Marek Rykiel and Janek Rygiel select with good taste, so we are bound to buy at least something when we are at the store, but you can also order online. Unfortunately, to our greatest sorrow, one of our favorite Polish pieces of furniture is sold out at the moment: the seat in question is an armchair designed by Jozef Marian Chierowski, the form of which makes us feel familiar, and not by chance. Tons of similar pieces were manufactured in the 1960s at the furniture factories of former Socialist countries, and luckily, preserving common cultural treasures is considered important in all Easter-European countries. There are quite a few places in Hungary, where it is worth looking for these pieces, including, for example, Fabrika, artKRAFT or Möbelkunst, but if you are up for a contemporary interpretation, take a look at the product palette of Hunik Design.
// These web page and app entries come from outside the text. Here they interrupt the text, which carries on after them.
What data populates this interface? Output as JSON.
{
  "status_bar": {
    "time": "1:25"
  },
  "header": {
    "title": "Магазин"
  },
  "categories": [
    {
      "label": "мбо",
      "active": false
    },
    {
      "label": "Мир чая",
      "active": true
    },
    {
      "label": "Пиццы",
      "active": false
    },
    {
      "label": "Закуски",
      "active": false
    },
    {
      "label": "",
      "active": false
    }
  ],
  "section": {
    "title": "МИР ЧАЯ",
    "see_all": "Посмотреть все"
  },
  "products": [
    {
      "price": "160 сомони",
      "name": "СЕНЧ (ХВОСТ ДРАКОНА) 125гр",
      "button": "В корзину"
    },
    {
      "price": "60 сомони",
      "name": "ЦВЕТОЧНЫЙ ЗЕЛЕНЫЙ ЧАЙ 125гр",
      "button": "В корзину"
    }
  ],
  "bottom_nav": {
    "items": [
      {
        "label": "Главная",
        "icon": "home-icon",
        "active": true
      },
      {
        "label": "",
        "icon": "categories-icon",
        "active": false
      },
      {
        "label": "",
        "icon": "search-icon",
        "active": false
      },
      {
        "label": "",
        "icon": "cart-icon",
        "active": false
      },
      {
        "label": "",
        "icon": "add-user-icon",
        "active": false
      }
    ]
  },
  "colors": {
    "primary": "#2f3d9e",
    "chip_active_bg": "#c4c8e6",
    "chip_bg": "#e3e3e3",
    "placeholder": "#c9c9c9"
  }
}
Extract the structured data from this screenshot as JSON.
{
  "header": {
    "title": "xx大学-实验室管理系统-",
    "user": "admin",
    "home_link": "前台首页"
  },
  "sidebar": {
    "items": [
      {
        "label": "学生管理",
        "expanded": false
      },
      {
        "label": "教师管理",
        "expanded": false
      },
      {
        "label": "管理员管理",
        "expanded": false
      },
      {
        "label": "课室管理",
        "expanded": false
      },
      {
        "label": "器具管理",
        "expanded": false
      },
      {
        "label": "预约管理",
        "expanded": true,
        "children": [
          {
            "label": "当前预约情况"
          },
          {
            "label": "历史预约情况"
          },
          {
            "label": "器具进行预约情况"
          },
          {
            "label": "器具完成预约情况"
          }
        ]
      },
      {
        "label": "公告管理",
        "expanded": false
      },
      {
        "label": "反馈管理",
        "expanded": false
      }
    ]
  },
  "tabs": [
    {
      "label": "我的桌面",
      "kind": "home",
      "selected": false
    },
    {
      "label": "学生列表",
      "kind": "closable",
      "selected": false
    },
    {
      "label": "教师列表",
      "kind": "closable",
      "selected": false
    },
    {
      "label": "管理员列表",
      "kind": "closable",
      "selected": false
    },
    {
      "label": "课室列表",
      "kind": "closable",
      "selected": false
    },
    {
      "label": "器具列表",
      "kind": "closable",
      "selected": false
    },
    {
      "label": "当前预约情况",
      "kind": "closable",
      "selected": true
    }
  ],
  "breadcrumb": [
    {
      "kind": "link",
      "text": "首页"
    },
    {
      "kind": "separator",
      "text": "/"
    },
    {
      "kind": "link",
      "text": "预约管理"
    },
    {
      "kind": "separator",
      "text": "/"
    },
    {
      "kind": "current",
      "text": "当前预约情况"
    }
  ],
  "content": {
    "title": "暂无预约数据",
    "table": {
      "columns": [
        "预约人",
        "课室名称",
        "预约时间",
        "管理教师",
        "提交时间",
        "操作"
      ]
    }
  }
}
Retro furniture fans will not leave Look Inside empty-handed, as they can take the pieces of furniture defining the era with them in the form of notebooks, too.
We already got lost in the product palette of Look Inside through the screen, and of course we found our personal favorites in no time. We fell in love with the works of one of the founders, Janek Rygiel immediately: the Polish panels, the trams, the metro cars, or the Palace of Culture in Warsaw are brought to life on the posters.
The extraordinary soy wax candles of La Flamme may seem surprising and odd at first: however, the candles of smaller or larger size molded into Jesuses and Virgin Marys, if you give it another thought, fit perfectly into the selection of the shop.
What else could we offer in the freezing cold weather than a cool Polish clothing brand. The ZIMNO design brand primarily designs heavy-duty and comfortable pieces of clothing and accessories for the fans of winter sports. We kind of had the feeling as if we found the Polish pair of the Hungarian Pinetime (the pine tree motif can also be found in the logo of the Hungarian brand). Most of the hoodies, T-shirts and joggers are made of cotton. One can find fully minimal pieces in the selection with the pine icon being purely indicative, but most of the times, the ZIMNO brand name is more emphatic (“zimno”, by the way, means “cold” or “winter”).
Their latest collection also features more exciting patterns – we must highlight the longline hoodies, which keep warm your knees, too. In addition to the hats crowned with colorful, knitted bobbles, our personal favorite is the water repellent, multi-pocketed ski jacket, made for order – here such delicate details as the pine tree motif displayed on the zippers, or the pocket designed for ski passes are also worth taking note of. The practicable design cannot be a simple matter of chance, as the founders of the brand, Robert “Robercik” Sosnowski, Kuba Wolak and Jędrek Baranowski themselves practice extreme sports. In addition to clothing items, you can also check out the snowboards and ski goggles.
In our weekly series, we present the Czech, Slovakian and Polish brands and design spots that we consider worthy of being placed on our mental design map. It is a guide for those looking for something other than usual tourist sights.